** Available data **
++++++

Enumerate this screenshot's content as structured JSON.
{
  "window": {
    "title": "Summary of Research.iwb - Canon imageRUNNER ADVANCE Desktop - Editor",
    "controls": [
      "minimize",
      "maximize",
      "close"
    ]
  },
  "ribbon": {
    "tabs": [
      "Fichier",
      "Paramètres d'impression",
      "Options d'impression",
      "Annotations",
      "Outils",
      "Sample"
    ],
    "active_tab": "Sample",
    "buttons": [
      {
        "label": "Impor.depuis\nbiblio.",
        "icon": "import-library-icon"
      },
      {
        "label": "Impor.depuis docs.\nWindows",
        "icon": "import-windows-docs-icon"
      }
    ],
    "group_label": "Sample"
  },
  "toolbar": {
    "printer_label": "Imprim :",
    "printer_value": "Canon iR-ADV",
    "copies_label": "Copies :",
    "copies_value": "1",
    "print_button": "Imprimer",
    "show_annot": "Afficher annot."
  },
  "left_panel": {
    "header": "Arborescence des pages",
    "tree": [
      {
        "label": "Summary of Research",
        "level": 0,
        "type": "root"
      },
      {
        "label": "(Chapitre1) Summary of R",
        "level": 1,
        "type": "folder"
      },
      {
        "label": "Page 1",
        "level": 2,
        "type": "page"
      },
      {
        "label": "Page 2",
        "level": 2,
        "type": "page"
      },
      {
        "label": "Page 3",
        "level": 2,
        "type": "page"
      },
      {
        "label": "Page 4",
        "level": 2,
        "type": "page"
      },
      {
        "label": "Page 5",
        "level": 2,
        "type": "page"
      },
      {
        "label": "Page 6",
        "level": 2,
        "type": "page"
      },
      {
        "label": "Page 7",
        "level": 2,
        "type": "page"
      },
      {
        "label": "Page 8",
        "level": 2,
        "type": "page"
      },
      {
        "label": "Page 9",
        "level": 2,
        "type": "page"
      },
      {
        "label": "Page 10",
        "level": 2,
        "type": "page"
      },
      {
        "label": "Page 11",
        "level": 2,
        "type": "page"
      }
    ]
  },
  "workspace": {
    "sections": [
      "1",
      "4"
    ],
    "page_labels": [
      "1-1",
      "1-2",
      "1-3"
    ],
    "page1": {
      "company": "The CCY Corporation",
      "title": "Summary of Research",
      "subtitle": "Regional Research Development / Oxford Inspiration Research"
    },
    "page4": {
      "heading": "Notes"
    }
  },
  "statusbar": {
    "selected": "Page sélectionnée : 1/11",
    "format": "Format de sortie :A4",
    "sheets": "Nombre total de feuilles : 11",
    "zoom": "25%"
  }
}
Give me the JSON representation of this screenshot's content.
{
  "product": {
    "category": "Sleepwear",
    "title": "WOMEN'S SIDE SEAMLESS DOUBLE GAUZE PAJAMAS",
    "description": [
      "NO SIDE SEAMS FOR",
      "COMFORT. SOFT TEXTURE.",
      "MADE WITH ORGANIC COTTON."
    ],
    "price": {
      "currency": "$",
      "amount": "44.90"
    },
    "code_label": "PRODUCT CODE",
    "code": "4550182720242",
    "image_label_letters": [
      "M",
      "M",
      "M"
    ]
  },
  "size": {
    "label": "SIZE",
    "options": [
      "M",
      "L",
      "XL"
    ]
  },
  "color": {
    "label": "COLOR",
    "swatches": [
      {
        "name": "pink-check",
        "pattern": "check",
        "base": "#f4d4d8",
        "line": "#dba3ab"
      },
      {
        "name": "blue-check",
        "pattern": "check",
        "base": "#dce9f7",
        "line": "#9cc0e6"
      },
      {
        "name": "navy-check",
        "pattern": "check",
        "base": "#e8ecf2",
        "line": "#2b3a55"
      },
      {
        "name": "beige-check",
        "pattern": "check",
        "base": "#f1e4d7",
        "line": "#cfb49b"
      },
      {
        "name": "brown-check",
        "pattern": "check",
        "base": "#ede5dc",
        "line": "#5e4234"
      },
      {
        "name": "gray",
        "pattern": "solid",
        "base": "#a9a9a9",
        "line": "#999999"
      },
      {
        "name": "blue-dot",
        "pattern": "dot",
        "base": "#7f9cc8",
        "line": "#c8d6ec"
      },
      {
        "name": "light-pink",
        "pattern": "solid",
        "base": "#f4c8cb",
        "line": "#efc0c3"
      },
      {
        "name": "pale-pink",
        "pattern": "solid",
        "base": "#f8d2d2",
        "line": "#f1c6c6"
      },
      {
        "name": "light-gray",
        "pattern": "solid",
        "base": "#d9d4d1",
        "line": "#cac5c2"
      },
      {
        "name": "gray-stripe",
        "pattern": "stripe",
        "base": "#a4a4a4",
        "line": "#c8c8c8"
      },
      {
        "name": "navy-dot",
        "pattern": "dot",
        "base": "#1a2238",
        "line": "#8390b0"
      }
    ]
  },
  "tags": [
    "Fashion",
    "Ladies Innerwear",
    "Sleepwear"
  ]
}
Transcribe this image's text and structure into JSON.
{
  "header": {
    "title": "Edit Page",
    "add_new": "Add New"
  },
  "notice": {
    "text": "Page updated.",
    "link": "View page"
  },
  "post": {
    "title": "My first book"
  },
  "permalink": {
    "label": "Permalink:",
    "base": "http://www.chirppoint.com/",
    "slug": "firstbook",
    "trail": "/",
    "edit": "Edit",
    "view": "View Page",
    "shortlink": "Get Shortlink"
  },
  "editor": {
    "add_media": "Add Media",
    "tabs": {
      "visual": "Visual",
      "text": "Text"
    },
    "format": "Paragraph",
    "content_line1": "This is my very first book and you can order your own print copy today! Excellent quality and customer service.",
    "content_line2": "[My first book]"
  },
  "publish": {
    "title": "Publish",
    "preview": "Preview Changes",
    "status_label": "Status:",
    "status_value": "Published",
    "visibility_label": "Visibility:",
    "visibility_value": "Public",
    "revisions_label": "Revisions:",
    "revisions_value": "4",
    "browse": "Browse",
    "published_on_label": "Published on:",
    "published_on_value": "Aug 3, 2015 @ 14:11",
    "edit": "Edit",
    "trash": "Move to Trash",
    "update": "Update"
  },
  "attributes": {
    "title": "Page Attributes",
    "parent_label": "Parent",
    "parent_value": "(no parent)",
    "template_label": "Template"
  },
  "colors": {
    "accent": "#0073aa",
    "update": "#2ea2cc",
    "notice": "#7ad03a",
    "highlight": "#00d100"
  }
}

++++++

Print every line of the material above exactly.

** Problem solution **
Enumerate this screenshot's content as structured JSON.
{
  "window": {
    "title": "Summary of Research.iwb - Canon imageRUNNER ADVANCE Desktop - Editor",
    "controls": [
      "minimize",
      "maximize",
      "close"
    ]
  },
  "ribbon": {
    "tabs": [
      "Fichier",
      "Paramètres d'impression",
      "Options d'impression",
      "Annotations",
      "Outils",
      "Sample"
    ],
    "active_tab": "Sample",
    "buttons": [
      {
        "label": "Impor.depuis\nbiblio.",
        "icon": "import-library-icon"
      },
      {
        "label": "Impor.depuis docs.\nWindows",
        "icon": "import-windows-docs-icon"
      }
    ],
    "group_label": "Sample"
  },
  "toolbar": {
    "printer_label": "Imprim :",
    "printer_value": "Canon iR-ADV",
    "copies_label": "Copies :",
    "copies_value": "1",
    "print_button": "Imprimer",
    "show_annot": "Afficher annot."
  },
  "left_panel": {
    "header": "Arborescence des pages",
    "tree": [
      {
        "label": "Summary of Research",
        "level": 0,
        "type": "root"
      },
      {
        "label": "(Chapitre1) Summary of R",
        "level": 1,
        "type": "folder"
      },
      {
        "label": "Page 1",
        "level": 2,
        "type": "page"
      },
      {
        "label": "Page 2",
        "level": 2,
        "type": "page"
      },
      {
        "label": "Page 3",
        "level": 2,
        "type": "page"
      },
      {
        "label": "Page 4",
        "level": 2,
        "type": "page"
      },
      {
        "label": "Page 5",
        "level": 2,
        "type": "page"
      },
      {
        "label": "Page 6",
        "level": 2,
        "type": "page"
      },
      {
        "label": "Page 7",
        "level": 2,
        "type": "page"
      },
      {
        "label": "Page 8",
        "level": 2,
        "type": "page"
      },
      {
        "label": "Page 9",
        "level": 2,
        "type": "page"
      },
      {
        "label": "Page 10",
        "level": 2,
        "type": "page"
      },
      {
        "label": "Page 11",
        "level": 2,
        "type": "page"
      }
    ]
  },
  "workspace": {
    "sections": [
      "1",
      "4"
    ],
    "page_labels": [
      "1-1",
      "1-2",
      "1-3"
    ],
    "page1": {
      "company": "The CCY Corporation",
      "title": "Summary of Research",
      "subtitle": "Regional Research Development / Oxford Inspiration Research"
    },
    "page4": {
      "heading": "Notes"
    }
  },
  "statusbar": {
    "selected": "Page sélectionnée : 1/11",
    "format": "Format de sortie :A4",
    "sheets": "Nombre total de feuilles : 11",
    "zoom": "25%"
  }
}
Give me the JSON representation of this screenshot's content.
{
  "product": {
    "category": "Sleepwear",
    "title": "WOMEN'S SIDE SEAMLESS DOUBLE GAUZE PAJAMAS",
    "description": [
      "NO SIDE SEAMS FOR",
      "COMFORT. SOFT TEXTURE.",
      "MADE WITH ORGANIC COTTON."
    ],
    "price": {
      "currency": "$",
      "amount": "44.90"
    },
    "code_label": "PRODUCT CODE",
    "code": "4550182720242",
    "image_label_letters": [
      "M",
      "M",
      "M"
    ]
  },
  "size": {
    "label": "SIZE",
    "options": [
      "M",
      "L",
      "XL"
    ]
  },
  "color": {
    "label": "COLOR",
    "swatches": [
      {
        "name": "pink-check",
        "pattern": "check",
        "base": "#f4d4d8",
        "line": "#dba3ab"
      },
      {
        "name": "blue-check",
        "pattern": "check",
        "base": "#dce9f7",
        "line": "#9cc0e6"
      },
      {
        "name": "navy-check",
        "pattern": "check",
        "base": "#e8ecf2",
        "line": "#2b3a55"
      },
      {
        "name": "beige-check",
        "pattern": "check",
        "base": "#f1e4d7",
        "line": "#cfb49b"
      },
      {
        "name": "brown-check",
        "pattern": "check",
        "base": "#ede5dc",
        "line": "#5e4234"
      },
      {
        "name": "gray",
        "pattern": "solid",
        "base": "#a9a9a9",
        "line": "#999999"
      },
      {
        "name": "blue-dot",
        "pattern": "dot",
        "base": "#7f9cc8",
        "line": "#c8d6ec"
      },
      {
        "name": "light-pink",
        "pattern": "solid",
        "base": "#f4c8cb",
        "line": "#efc0c3"
      },
      {
        "name": "pale-pink",
        "pattern": "solid",
        "base": "#f8d2d2",
        "line": "#f1c6c6"
      },
      {
        "name": "light-gray",
        "pattern": "solid",
        "base": "#d9d4d1",
        "line": "#cac5c2"
      },
      {
        "name": "gray-stripe",
        "pattern": "stripe",
        "base": "#a4a4a4",
        "line": "#c8c8c8"
      },
      {
        "name": "navy-dot",
        "pattern": "dot",
        "base": "#1a2238",
        "line": "#8390b0"
      }
    ]
  },
  "tags": [
    "Fashion",
    "Ladies Innerwear",
    "Sleepwear"
  ]
}
Transcribe this image's text and structure into JSON.
{
  "header": {
    "title": "Edit Page",
    "add_new": "Add New"
  },
  "notice": {
    "text": "Page updated.",
    "link": "View page"
  },
  "post": {
    "title": "My first book"
  },
  "permalink": {
    "label": "Permalink:",
    "base": "http://www.chirppoint.com/",
    "slug": "firstbook",
    "trail": "/",
    "edit": "Edit",
    "view": "View Page",
    "shortlink": "Get Shortlink"
  },
  "editor": {
    "add_media": "Add Media",
    "tabs": {
      "visual": "Visual",
      "text": "Text"
    },
    "format": "Paragraph",
    "content_line1": "This is my very first book and you can order your own print copy today! Excellent quality and customer service.",
    "content_line2": "[My first book]"
  },
  "publish": {
    "title": "Publish",
    "preview": "Preview Changes",
    "status_label": "Status:",
    "status_value": "Published",
    "visibility_label": "Visibility:",
    "visibility_value": "Public",
    "revisions_label": "Revisions:",
    "revisions_value": "4",
    "browse": "Browse",
    "published_on_label": "Published on:",
    "published_on_value": "Aug 3, 2015 @ 14:11",
    "edit": "Edit",
    "trash": "Move to Trash",
    "update": "Update"
  },
  "attributes": {
    "title": "Page Attributes",
    "parent_label": "Parent",
    "parent_value": "(no parent)",
    "template_label": "Template"
  },
  "colors": {
    "accent": "#0073aa",
    "update": "#2ea2cc",
    "notice": "#7ad03a",
    "highlight": "#00d100"
  }
}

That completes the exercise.